Dataset rows for apps and sites
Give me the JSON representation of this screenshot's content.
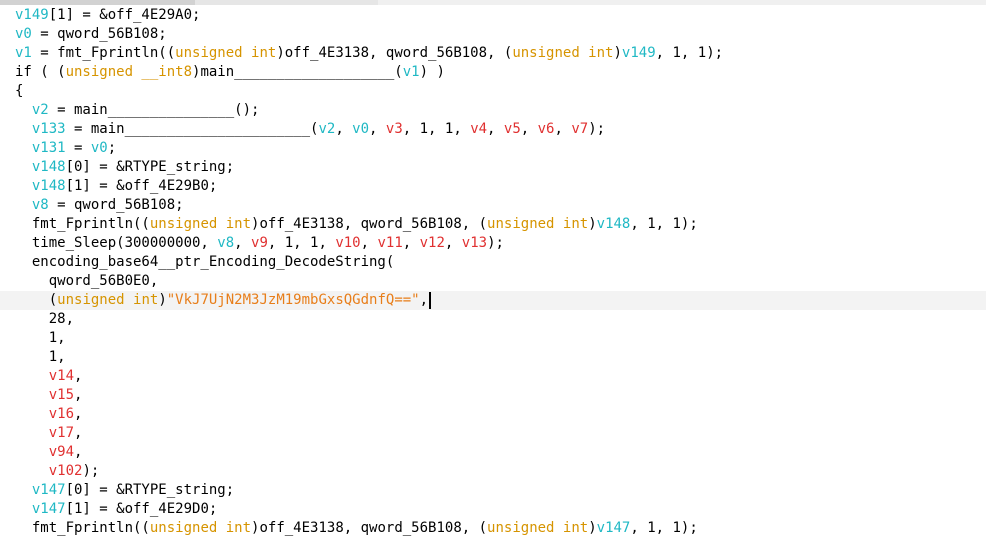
{
  "code": {
    "tokens": {
      "v149": "v149",
      "v148": "v148",
      "v147": "v147",
      "v0": "v0",
      "v1": "v1",
      "v2": "v2",
      "v3": "v3",
      "v4": "v4",
      "v5": "v5",
      "v6": "v6",
      "v7": "v7",
      "v8": "v8",
      "v9": "v9",
      "v10": "v10",
      "v11": "v11",
      "v12": "v12",
      "v13": "v13",
      "v14": "v14",
      "v15": "v15",
      "v16": "v16",
      "v17": "v17",
      "v94": "v94",
      "v102": "v102",
      "v131": "v131",
      "v133": "v133",
      "unsigned_int": "unsigned int",
      "unsigned_int8": "unsigned __int8",
      "base64_literal": "\"VkJ7UjN2M3JzM19mbGxsQGdnfQ==\""
    },
    "text": {
      "l1a": "[1] = &off_4E29A0;",
      "l2a": " = qword_56B108;",
      "l3a": " = fmt_Fprintln((",
      "l3b": ")off_4E3138, qword_56B108, (",
      "l3c": ", 1, 1);",
      "l4a": "if ( (",
      "l4b": ")main___________________(",
      "l4c": ") )",
      "l5": "{",
      "l6a": " = main_______________();",
      "l7a": " = main______________________(",
      "l8a": " = ",
      "l8b": ";",
      "l9a": "[0] = &RTYPE_string;",
      "l10a": "[1] = &off_4E29B0;",
      "l11a": " = qword_56B108;",
      "l12a": "fmt_Fprintln((",
      "l13a": "time_Sleep(300000000, ",
      "l14": "encoding_base64__ptr_Encoding_DecodeString(",
      "l15": "qword_56B0E0,",
      "l16a": "(",
      "l16b": ")",
      "l16c": ",",
      "n28": "28,",
      "n1": "1,",
      "v102close": ");",
      "l25a": "[0] = &RTYPE_string;",
      "l26a": "[1] = &off_4E29D0;",
      "paren_open": "(",
      "comma": ", ",
      "comma_only": ",",
      "close_paren_semicolon": ");",
      "one_one_close": ", 1, 1);",
      "one_one": ", 1, 1, "
    },
    "colors": {
      "local_var": "#1fb8c4",
      "arg_var": "#e03030",
      "type": "#d69400",
      "string": "#e87e1a"
    }
  }
}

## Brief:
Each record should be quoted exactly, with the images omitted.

## Response to the task:
Give me the JSON representation of this screenshot's content.
{
  "code": {
    "tokens": {
      "v149": "v149",
      "v148": "v148",
      "v147": "v147",
      "v0": "v0",
      "v1": "v1",
      "v2": "v2",
      "v3": "v3",
      "v4": "v4",
      "v5": "v5",
      "v6": "v6",
      "v7": "v7",
      "v8": "v8",
      "v9": "v9",
      "v10": "v10",
      "v11": "v11",
      "v12": "v12",
      "v13": "v13",
      "v14": "v14",
      "v15": "v15",
      "v16": "v16",
      "v17": "v17",
      "v94": "v94",
      "v102": "v102",
      "v131": "v131",
      "v133": "v133",
      "unsigned_int": "unsigned int",
      "unsigned_int8": "unsigned __int8",
      "base64_literal": "\"VkJ7UjN2M3JzM19mbGxsQGdnfQ==\""
    },
    "text": {
      "l1a": "[1] = &off_4E29A0;",
      "l2a": " = qword_56B108;",
      "l3a": " = fmt_Fprintln((",
      "l3b": ")off_4E3138, qword_56B108, (",
      "l3c": ", 1, 1);",
      "l4a": "if ( (",
      "l4b": ")main___________________(",
      "l4c": ") )",
      "l5": "{",
      "l6a": " = main_______________();",
      "l7a": " = main______________________(",
      "l8a": " = ",
      "l8b": ";",
      "l9a": "[0] = &RTYPE_string;",
      "l10a": "[1] = &off_4E29B0;",
      "l11a": " = qword_56B108;",
      "l12a": "fmt_Fprintln((",
      "l13a": "time_Sleep(300000000, ",
      "l14": "encoding_base64__ptr_Encoding_DecodeString(",
      "l15": "qword_56B0E0,",
      "l16a": "(",
      "l16b": ")",
      "l16c": ",",
      "n28": "28,",
      "n1": "1,",
      "v102close": ");",
      "l25a": "[0] = &RTYPE_string;",
      "l26a": "[1] = &off_4E29D0;",
      "paren_open": "(",
      "comma": ", ",
      "comma_only": ",",
      "close_paren_semicolon": ");",
      "one_one_close": ", 1, 1);",
      "one_one": ", 1, 1, "
    },
    "colors": {
      "local_var": "#1fb8c4",
      "arg_var": "#e03030",
      "type": "#d69400",
      "string": "#e87e1a"
    }
  }
}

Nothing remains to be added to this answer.